During the live chat, Archbishop Gordon spoke about his struggles as a dyslexic and how technology assists him with reading. He mentioned the dyslexic has some disadvantages, but also possess many advantages because they become integral thinkers. “Dyslexics are constantly challenged to think outside the box, problem solve and look at things again and again. They don’t think in silos. The brain of a dyslexic is wired to think creatively and to think in many different ways.”
Archbishop Gordon, who is scheduled to give the opening address at CREDI’s ‘Hidden Disabilities Conference—What you cannot see’ on Wednesday, mentioned that some well-known “high performing” dyslexics include, theoretical physicist Albert Einstein, inventor and businessman Thomas Edison and polymath Leonardo da Vinci.
Commenting on the Church’s plans for inclusion of differently-abled children in First Communion classes, he referred to the work being done by the Bethesda Community. It has received support from the archdiocese for the introduction of sensory-friendly Masses and training differently-abled children to receive First Communion.
Archbishop Gordon suggested Confirmation programmes need to have a “developmental component” to assist children who are having challenges in the teen years. “We’re going to have to work on it. We should help that child while that child is in the Confirmation programme…so at the end of their programme they should come out feeling the programme was amazing and they got a lot [out] of it.”
The archbishop also addressed how the Church would approach meeting the needs of Catholic youth and young adult. Referencing Pope Paul VI ‘concept of integral human development’, he said his approach was to meet people where they are and show them a path forward to keep growing pass developmental challenges and ultimately become people of God.

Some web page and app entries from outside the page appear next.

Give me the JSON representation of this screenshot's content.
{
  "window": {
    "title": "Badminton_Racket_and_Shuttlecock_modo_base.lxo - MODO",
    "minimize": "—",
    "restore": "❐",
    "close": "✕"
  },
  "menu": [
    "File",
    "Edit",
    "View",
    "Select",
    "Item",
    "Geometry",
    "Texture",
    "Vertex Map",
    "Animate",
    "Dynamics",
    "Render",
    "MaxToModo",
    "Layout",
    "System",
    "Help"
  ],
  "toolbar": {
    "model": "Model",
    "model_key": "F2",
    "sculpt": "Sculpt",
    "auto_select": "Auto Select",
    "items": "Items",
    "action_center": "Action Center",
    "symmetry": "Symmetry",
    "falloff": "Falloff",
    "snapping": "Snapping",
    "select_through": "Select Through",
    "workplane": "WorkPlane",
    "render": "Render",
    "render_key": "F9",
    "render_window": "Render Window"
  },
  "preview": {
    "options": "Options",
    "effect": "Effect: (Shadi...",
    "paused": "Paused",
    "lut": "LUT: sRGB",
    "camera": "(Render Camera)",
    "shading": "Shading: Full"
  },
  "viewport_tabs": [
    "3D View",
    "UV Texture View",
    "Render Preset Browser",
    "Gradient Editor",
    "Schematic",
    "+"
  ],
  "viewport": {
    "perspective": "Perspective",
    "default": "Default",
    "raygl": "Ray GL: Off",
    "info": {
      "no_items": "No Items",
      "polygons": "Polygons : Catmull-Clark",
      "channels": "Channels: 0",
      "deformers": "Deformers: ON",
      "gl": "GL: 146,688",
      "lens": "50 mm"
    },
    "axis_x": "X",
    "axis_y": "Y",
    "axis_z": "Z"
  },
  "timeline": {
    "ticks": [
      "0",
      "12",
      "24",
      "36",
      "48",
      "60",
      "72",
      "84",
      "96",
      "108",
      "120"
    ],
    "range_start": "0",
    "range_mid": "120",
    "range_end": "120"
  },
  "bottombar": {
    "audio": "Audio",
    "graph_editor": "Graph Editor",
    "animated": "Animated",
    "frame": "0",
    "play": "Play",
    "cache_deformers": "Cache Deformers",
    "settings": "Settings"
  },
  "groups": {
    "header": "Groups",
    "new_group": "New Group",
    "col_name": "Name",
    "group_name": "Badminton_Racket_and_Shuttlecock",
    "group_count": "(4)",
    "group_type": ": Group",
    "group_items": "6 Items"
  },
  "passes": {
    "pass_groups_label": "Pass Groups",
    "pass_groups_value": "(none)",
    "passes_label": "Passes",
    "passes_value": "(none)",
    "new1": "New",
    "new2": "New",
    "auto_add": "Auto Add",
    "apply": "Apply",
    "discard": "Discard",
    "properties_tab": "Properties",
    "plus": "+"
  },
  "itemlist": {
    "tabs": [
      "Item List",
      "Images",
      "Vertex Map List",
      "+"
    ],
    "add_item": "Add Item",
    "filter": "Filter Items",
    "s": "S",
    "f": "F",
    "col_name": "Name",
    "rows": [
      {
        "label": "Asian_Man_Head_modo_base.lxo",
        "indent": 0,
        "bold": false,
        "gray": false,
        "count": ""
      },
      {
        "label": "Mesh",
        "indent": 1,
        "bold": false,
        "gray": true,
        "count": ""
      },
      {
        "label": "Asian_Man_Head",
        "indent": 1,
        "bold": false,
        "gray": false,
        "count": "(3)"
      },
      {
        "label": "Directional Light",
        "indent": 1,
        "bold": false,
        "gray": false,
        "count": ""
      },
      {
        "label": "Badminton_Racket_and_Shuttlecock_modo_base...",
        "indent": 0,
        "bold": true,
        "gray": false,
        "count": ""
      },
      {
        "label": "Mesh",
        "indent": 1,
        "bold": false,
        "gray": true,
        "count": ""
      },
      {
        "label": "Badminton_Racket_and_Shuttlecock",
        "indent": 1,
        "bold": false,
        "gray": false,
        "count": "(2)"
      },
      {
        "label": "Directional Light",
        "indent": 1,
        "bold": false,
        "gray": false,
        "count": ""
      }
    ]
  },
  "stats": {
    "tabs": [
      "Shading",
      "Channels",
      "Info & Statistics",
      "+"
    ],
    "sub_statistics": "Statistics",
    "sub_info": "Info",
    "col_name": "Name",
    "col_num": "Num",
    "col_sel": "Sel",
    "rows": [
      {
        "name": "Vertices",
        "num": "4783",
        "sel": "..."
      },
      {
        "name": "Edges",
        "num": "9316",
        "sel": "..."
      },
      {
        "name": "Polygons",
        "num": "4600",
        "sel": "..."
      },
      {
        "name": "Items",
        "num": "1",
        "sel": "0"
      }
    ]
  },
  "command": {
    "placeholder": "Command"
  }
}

He said the problem facing youth and young adults is not offering opportunities for this kind of growth. “Development is not separate from spirituality; the education, the psychology, the adolescent challenges and all these pieces are integral to this human being.”